What you will do ->
Copy each line of the records that includes "name".

(Beginning of Provided information)

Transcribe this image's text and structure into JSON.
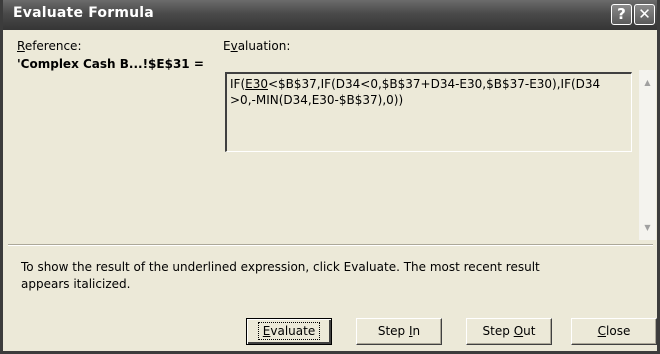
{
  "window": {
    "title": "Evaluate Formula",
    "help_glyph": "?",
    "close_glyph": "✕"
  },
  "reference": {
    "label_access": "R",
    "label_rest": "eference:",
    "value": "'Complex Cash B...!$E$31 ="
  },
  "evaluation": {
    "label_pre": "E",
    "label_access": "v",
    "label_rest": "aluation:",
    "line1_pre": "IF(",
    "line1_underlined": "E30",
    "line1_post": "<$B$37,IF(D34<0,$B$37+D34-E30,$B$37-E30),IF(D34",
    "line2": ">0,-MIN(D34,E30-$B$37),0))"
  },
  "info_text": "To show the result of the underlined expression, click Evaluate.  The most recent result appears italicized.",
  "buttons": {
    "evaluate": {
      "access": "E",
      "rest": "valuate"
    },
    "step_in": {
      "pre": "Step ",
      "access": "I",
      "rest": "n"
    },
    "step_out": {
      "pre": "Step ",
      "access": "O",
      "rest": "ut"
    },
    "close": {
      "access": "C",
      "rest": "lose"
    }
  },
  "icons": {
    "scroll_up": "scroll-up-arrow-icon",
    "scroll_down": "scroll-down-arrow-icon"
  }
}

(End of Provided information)
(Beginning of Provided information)

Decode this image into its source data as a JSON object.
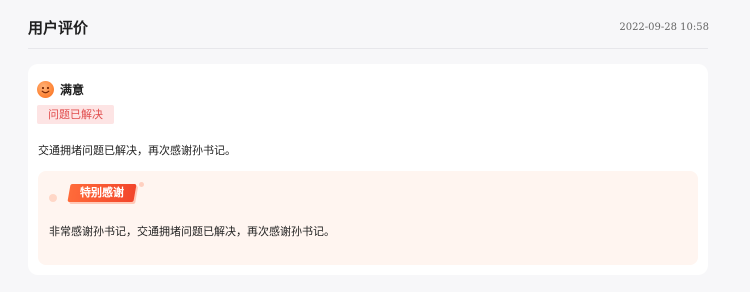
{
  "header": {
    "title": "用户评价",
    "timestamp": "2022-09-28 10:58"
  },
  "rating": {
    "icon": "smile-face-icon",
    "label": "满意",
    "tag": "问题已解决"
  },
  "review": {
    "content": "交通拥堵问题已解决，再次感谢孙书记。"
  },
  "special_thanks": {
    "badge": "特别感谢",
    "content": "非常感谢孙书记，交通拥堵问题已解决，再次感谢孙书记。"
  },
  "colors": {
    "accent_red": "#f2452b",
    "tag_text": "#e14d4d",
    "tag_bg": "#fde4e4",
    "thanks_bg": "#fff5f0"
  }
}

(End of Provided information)
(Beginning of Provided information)

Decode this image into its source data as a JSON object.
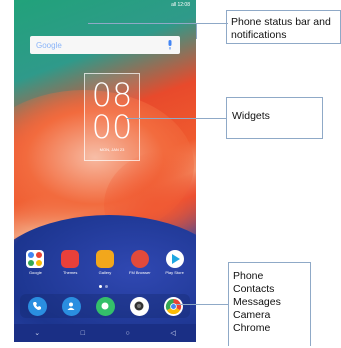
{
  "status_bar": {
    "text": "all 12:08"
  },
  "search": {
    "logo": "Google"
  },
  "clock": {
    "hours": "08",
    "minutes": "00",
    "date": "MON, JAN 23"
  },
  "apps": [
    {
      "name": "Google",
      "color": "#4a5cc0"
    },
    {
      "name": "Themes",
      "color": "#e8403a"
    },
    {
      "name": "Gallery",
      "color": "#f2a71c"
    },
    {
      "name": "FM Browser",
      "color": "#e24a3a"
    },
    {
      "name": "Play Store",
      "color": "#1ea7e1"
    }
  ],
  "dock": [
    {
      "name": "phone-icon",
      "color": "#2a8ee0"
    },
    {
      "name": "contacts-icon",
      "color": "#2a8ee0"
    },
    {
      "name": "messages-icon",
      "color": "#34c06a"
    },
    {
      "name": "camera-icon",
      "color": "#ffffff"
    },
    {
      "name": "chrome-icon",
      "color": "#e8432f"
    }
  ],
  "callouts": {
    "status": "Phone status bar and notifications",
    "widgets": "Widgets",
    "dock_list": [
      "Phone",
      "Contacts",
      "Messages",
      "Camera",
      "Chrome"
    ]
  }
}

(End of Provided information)

Response area ->
      "name": "Google",
      "name": "Themes",
      "name": "Gallery",
      "name": "FM Browser",
      "name": "Play Store",
      "name": "phone-icon",
      "name": "contacts-icon",
      "name": "messages-icon",
      "name": "camera-icon",
      "name": "chrome-icon",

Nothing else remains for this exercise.